Most likely to succeed
They don’t call it Planned Parenthood for nothing
“It was hard.” Rosario Rocha’s dark eyes grew even darker as she recalled the difficulty she faced as a 16-year-old single mother. “Because you’re so young and pregnant, people feel like they can judge you.”
And judge they did.
But Rocha found help and support in Teen Success, a program for young mothers that emphasizes education, parenting skills and emotional support while encouraging teens to delay having additional children until they’re ready for it.
Last week, Teen Success members and facilitators gathered to honor five of their own at a luncheon to celebrate the eighth annual Morgan Scholarships. Becky Morgan, president of the Morgan Family Foundation and a founding financial supporter of the Teen Success program, was on hand to pass out the awards and offer her congratulations to the scholarship recipients—and her support for the young moms.
“The goal is to make sure these teen mothers have a support system,” Morgan said. “These young women are working so hard to get ahead and to take good care of their children, and they deserve to get positive attention for it.”
Teen Success is one of a number of youth-education programs offered through Planned Parenthood Mar Monte. It’s also a very successful model for supporting teen mothers and assisting them to complete their educations while delaying additional pregnancies until they’re ready for a larger family.

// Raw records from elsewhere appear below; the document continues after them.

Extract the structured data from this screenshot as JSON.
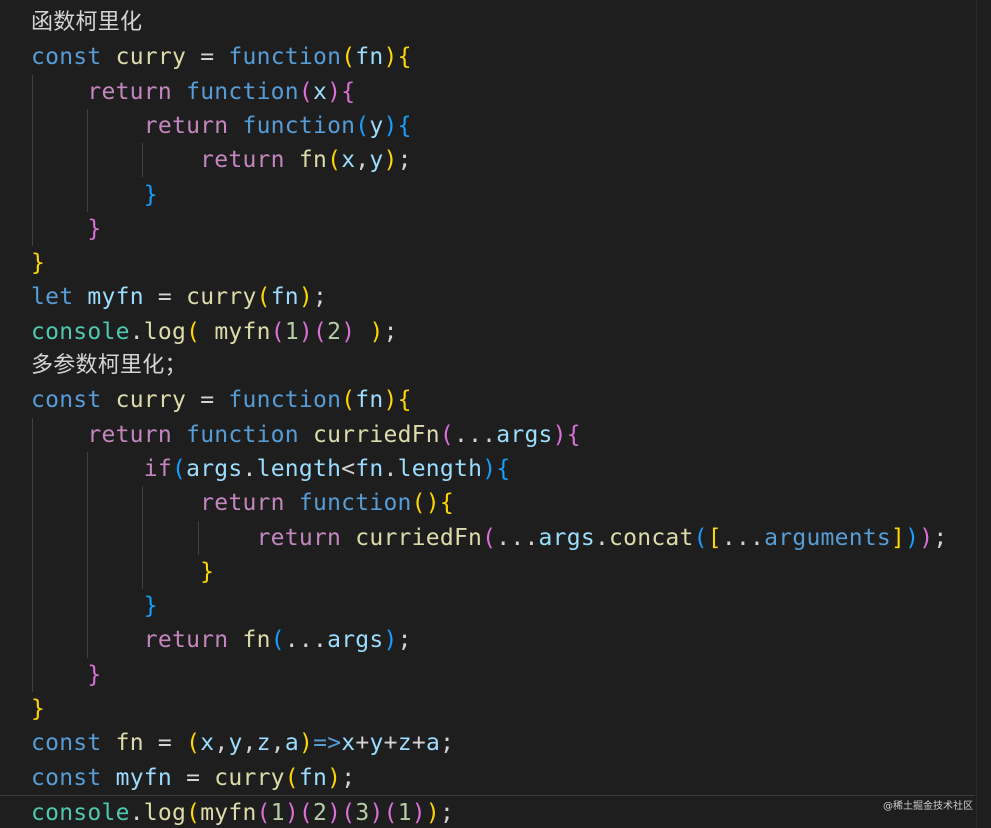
{
  "editor": {
    "lines": [
      {
        "kind": "comment",
        "tokens": [
          [
            "c",
            "函数柯里化"
          ]
        ]
      },
      {
        "kind": "code",
        "tokens": [
          [
            "kw",
            "const"
          ],
          [
            "op",
            " "
          ],
          [
            "fn",
            "curry"
          ],
          [
            "op",
            " = "
          ],
          [
            "kw",
            "function"
          ],
          [
            "br1",
            "("
          ],
          [
            "var",
            "fn"
          ],
          [
            "br1",
            ")"
          ],
          [
            "br1",
            "{"
          ]
        ]
      },
      {
        "kind": "code",
        "tokens": [
          [
            "op",
            "    "
          ],
          [
            "ctrl",
            "return"
          ],
          [
            "op",
            " "
          ],
          [
            "kw",
            "function"
          ],
          [
            "br2",
            "("
          ],
          [
            "var",
            "x"
          ],
          [
            "br2",
            ")"
          ],
          [
            "br2",
            "{"
          ]
        ]
      },
      {
        "kind": "code",
        "tokens": [
          [
            "op",
            "        "
          ],
          [
            "ctrl",
            "return"
          ],
          [
            "op",
            " "
          ],
          [
            "kw",
            "function"
          ],
          [
            "br3",
            "("
          ],
          [
            "var",
            "y"
          ],
          [
            "br3",
            ")"
          ],
          [
            "br3",
            "{"
          ]
        ]
      },
      {
        "kind": "code",
        "tokens": [
          [
            "op",
            "            "
          ],
          [
            "ctrl",
            "return"
          ],
          [
            "op",
            " "
          ],
          [
            "fn",
            "fn"
          ],
          [
            "br1",
            "("
          ],
          [
            "var",
            "x"
          ],
          [
            "op",
            ","
          ],
          [
            "var",
            "y"
          ],
          [
            "br1",
            ")"
          ],
          [
            "op",
            ";"
          ]
        ]
      },
      {
        "kind": "code",
        "tokens": [
          [
            "op",
            "        "
          ],
          [
            "br3",
            "}"
          ]
        ]
      },
      {
        "kind": "code",
        "tokens": [
          [
            "op",
            "    "
          ],
          [
            "br2",
            "}"
          ]
        ]
      },
      {
        "kind": "code",
        "tokens": [
          [
            "br1",
            "}"
          ]
        ]
      },
      {
        "kind": "code",
        "tokens": [
          [
            "kw",
            "let"
          ],
          [
            "op",
            " "
          ],
          [
            "var",
            "myfn"
          ],
          [
            "op",
            " = "
          ],
          [
            "fn",
            "curry"
          ],
          [
            "br1",
            "("
          ],
          [
            "var",
            "fn"
          ],
          [
            "br1",
            ")"
          ],
          [
            "op",
            ";"
          ]
        ]
      },
      {
        "kind": "code",
        "tokens": [
          [
            "cls",
            "console"
          ],
          [
            "op",
            "."
          ],
          [
            "fn",
            "log"
          ],
          [
            "br1",
            "("
          ],
          [
            "op",
            " "
          ],
          [
            "fn",
            "myfn"
          ],
          [
            "br2",
            "("
          ],
          [
            "num",
            "1"
          ],
          [
            "br2",
            ")"
          ],
          [
            "br2",
            "("
          ],
          [
            "num",
            "2"
          ],
          [
            "br2",
            ")"
          ],
          [
            "op",
            " "
          ],
          [
            "br1",
            ")"
          ],
          [
            "op",
            ";"
          ]
        ]
      },
      {
        "kind": "comment",
        "tokens": [
          [
            "c",
            "多参数柯里化；"
          ]
        ]
      },
      {
        "kind": "code",
        "tokens": [
          [
            "kw",
            "const"
          ],
          [
            "op",
            " "
          ],
          [
            "fn",
            "curry"
          ],
          [
            "op",
            " = "
          ],
          [
            "kw",
            "function"
          ],
          [
            "br1",
            "("
          ],
          [
            "var",
            "fn"
          ],
          [
            "br1",
            ")"
          ],
          [
            "br1",
            "{"
          ]
        ]
      },
      {
        "kind": "code",
        "tokens": [
          [
            "op",
            "    "
          ],
          [
            "ctrl",
            "return"
          ],
          [
            "op",
            " "
          ],
          [
            "kw",
            "function"
          ],
          [
            "op",
            " "
          ],
          [
            "fn",
            "curriedFn"
          ],
          [
            "br2",
            "("
          ],
          [
            "op",
            "..."
          ],
          [
            "var",
            "args"
          ],
          [
            "br2",
            ")"
          ],
          [
            "br2",
            "{"
          ]
        ]
      },
      {
        "kind": "code",
        "tokens": [
          [
            "op",
            "        "
          ],
          [
            "ctrl",
            "if"
          ],
          [
            "br3",
            "("
          ],
          [
            "var",
            "args"
          ],
          [
            "op",
            "."
          ],
          [
            "var",
            "length"
          ],
          [
            "op",
            "<"
          ],
          [
            "var",
            "fn"
          ],
          [
            "op",
            "."
          ],
          [
            "var",
            "length"
          ],
          [
            "br3",
            ")"
          ],
          [
            "br3",
            "{"
          ]
        ]
      },
      {
        "kind": "code",
        "tokens": [
          [
            "op",
            "            "
          ],
          [
            "ctrl",
            "return"
          ],
          [
            "op",
            " "
          ],
          [
            "kw",
            "function"
          ],
          [
            "br1",
            "("
          ],
          [
            "br1",
            ")"
          ],
          [
            "br1",
            "{"
          ]
        ]
      },
      {
        "kind": "code",
        "tokens": [
          [
            "op",
            "                "
          ],
          [
            "ctrl",
            "return"
          ],
          [
            "op",
            " "
          ],
          [
            "fn",
            "curriedFn"
          ],
          [
            "br2",
            "("
          ],
          [
            "op",
            "..."
          ],
          [
            "var",
            "args"
          ],
          [
            "op",
            "."
          ],
          [
            "fn",
            "concat"
          ],
          [
            "br3",
            "("
          ],
          [
            "br1",
            "["
          ],
          [
            "op",
            "..."
          ],
          [
            "kw",
            "arguments"
          ],
          [
            "br1",
            "]"
          ],
          [
            "br3",
            ")"
          ],
          [
            "br2",
            ")"
          ],
          [
            "op",
            ";"
          ]
        ]
      },
      {
        "kind": "code",
        "tokens": [
          [
            "op",
            "            "
          ],
          [
            "br1",
            "}"
          ]
        ]
      },
      {
        "kind": "code",
        "tokens": [
          [
            "op",
            "        "
          ],
          [
            "br3",
            "}"
          ]
        ]
      },
      {
        "kind": "code",
        "tokens": [
          [
            "op",
            "        "
          ],
          [
            "ctrl",
            "return"
          ],
          [
            "op",
            " "
          ],
          [
            "fn",
            "fn"
          ],
          [
            "br3",
            "("
          ],
          [
            "op",
            "..."
          ],
          [
            "var",
            "args"
          ],
          [
            "br3",
            ")"
          ],
          [
            "op",
            ";"
          ]
        ]
      },
      {
        "kind": "code",
        "tokens": [
          [
            "op",
            "    "
          ],
          [
            "br2",
            "}"
          ]
        ]
      },
      {
        "kind": "code",
        "tokens": [
          [
            "br1",
            "}"
          ]
        ]
      },
      {
        "kind": "code",
        "tokens": [
          [
            "kw",
            "const"
          ],
          [
            "op",
            " "
          ],
          [
            "fn",
            "fn"
          ],
          [
            "op",
            " = "
          ],
          [
            "br1",
            "("
          ],
          [
            "var",
            "x"
          ],
          [
            "op",
            ","
          ],
          [
            "var",
            "y"
          ],
          [
            "op",
            ","
          ],
          [
            "var",
            "z"
          ],
          [
            "op",
            ","
          ],
          [
            "var",
            "a"
          ],
          [
            "br1",
            ")"
          ],
          [
            "kw",
            "=>"
          ],
          [
            "var",
            "x"
          ],
          [
            "op",
            "+"
          ],
          [
            "var",
            "y"
          ],
          [
            "op",
            "+"
          ],
          [
            "var",
            "z"
          ],
          [
            "op",
            "+"
          ],
          [
            "var",
            "a"
          ],
          [
            "op",
            ";"
          ]
        ]
      },
      {
        "kind": "code",
        "tokens": [
          [
            "kw",
            "const"
          ],
          [
            "op",
            " "
          ],
          [
            "var",
            "myfn"
          ],
          [
            "op",
            " = "
          ],
          [
            "fn",
            "curry"
          ],
          [
            "br1",
            "("
          ],
          [
            "var",
            "fn"
          ],
          [
            "br1",
            ")"
          ],
          [
            "op",
            ";"
          ]
        ]
      },
      {
        "kind": "code",
        "current": true,
        "tokens": [
          [
            "cls",
            "console"
          ],
          [
            "op",
            "."
          ],
          [
            "fn",
            "log"
          ],
          [
            "br1",
            "("
          ],
          [
            "fn",
            "myfn"
          ],
          [
            "br2",
            "("
          ],
          [
            "num",
            "1"
          ],
          [
            "br2",
            ")"
          ],
          [
            "br2",
            "("
          ],
          [
            "num",
            "2"
          ],
          [
            "br2",
            ")"
          ],
          [
            "br2",
            "("
          ],
          [
            "num",
            "3"
          ],
          [
            "br2",
            ")"
          ],
          [
            "br2",
            "("
          ],
          [
            "num",
            "1"
          ],
          [
            "br2",
            ")"
          ],
          [
            "br1",
            ")"
          ],
          [
            "op",
            ";"
          ]
        ]
      }
    ]
  },
  "watermark": "@稀土掘金技术社区"
}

Terrie Lind, associate vice president of teen programs for PPMM, coordinates Teen Success. The programs began in the San Jose area 18 years ago and have expanded to include a total of 21 groups within Northern California, including five in the Sacramento area, she told SN&R. “Each group serves 12 teen moms and their children,” Lind said. The young mothers provide support for each other, under the guidance of a trained facilitator, and take classes in communication, parenting, goal setting and conflict resolution. They also stay in school and learn how to plan their families.
“We’re only serving 12 teens at a time,” Lind said. “Some might say that’s a lot of money to spend on one teen and her baby, but because of this early and intensive education, we are avoiding a lot of other costly services for both the young woman and her child later on.”

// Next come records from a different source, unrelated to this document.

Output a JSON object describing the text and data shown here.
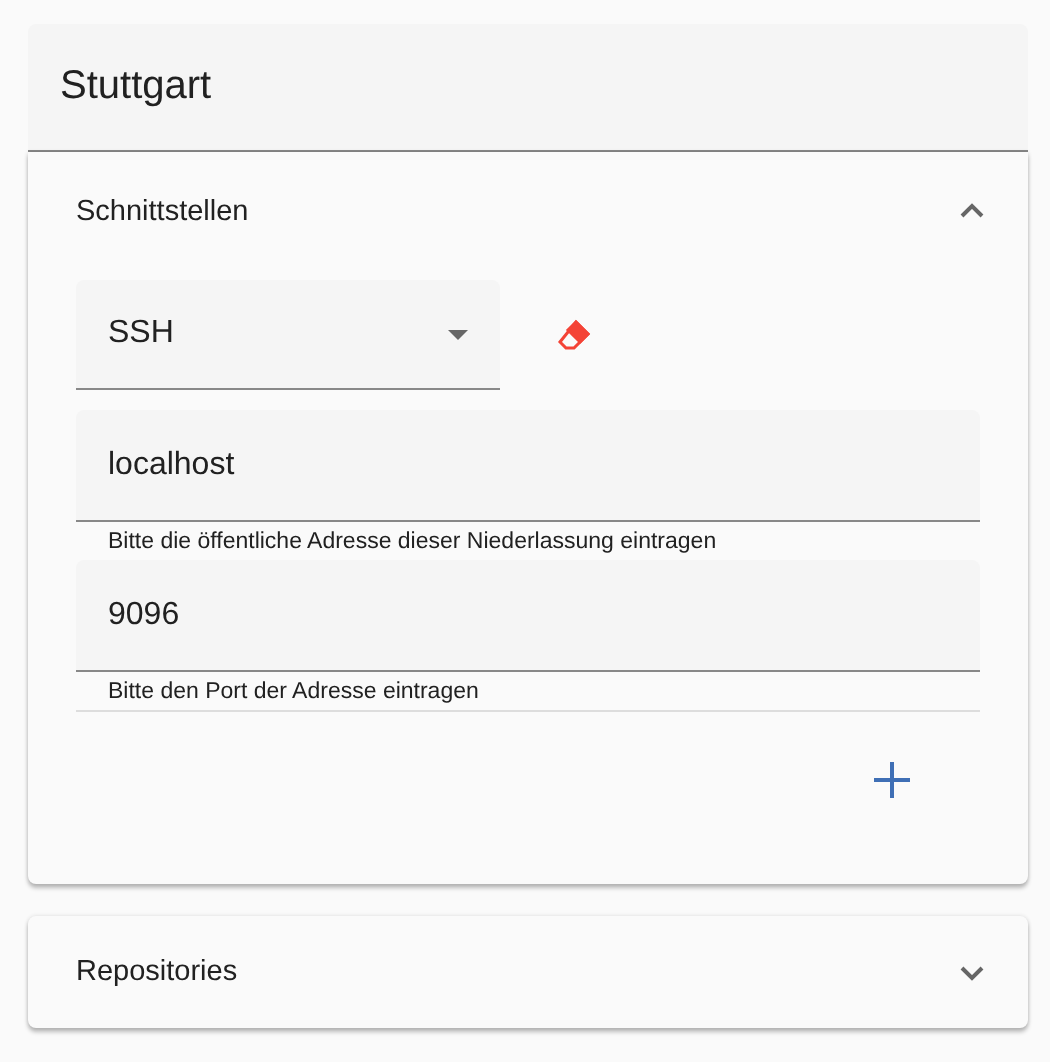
{
  "header": {
    "title": "Stuttgart"
  },
  "panels": [
    {
      "title": "Schnittstellen",
      "expanded": true,
      "select": {
        "value": "SSH"
      },
      "fields": [
        {
          "value": "localhost",
          "hint": "Bitte die öffentliche Adresse dieser Niederlassung eintragen"
        },
        {
          "value": "9096",
          "hint": "Bitte den Port der Adresse eintragen"
        }
      ]
    },
    {
      "title": "Repositories",
      "expanded": false
    }
  ]
}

Lind pointed to California’s teen-birth statistics. One in five women who have a child before age 17 will have a second child within two years. These repeat pregnancies never give the young parents a chance to get on their feet. Problems range from lack of education and increased reliance on public assistance to child abuse and long-term health problems. What’s more, the children born to these young women are more likely to become teen parents themselves.
Teen Success offers the support necessary for young moms to break out of the cycle and avoid becoming a statistic—along with their children. Only 1 percent of the young women in Teen Success in Sacramento have become pregnant again while in the program. What’s more, 90 percent of the teens graduate from high school and more than two-thirds go on to postsecondary education or training programs.
All this means more opportunities and fewer problems for both the young women and their children—not to mention fewer problems for society at large.
The five young women who received Morgan Scholarships are already well on their way. Amber Davis Vaden, Lanice Mixon, Mariana Coronado, Jennifer Short and Patricia Ule have all finished high school and are enrolled in postsecondary programs, with goals that include becoming nurses, dental technicians and stylists.
And Rocha? She studied math at Sacramento City College and is now a facilitator for Teen Success. She eventually hopes to become a high-school math teacher, and, at 23, she had her second child.
“When I was pregnant with my daughter as a teen, people would give me funny looks. They felt free to judge,” she said. Her second pregnancy was very different.
“I was ready. I planned for it and got to enjoy it. There was much less judgment of me, and because I’d waited until I was ready, people were happy for me.” That’s what Rocha wants to pass on to the teens in her groups. “I want to make sure that they have a place where they don’t feel judged.”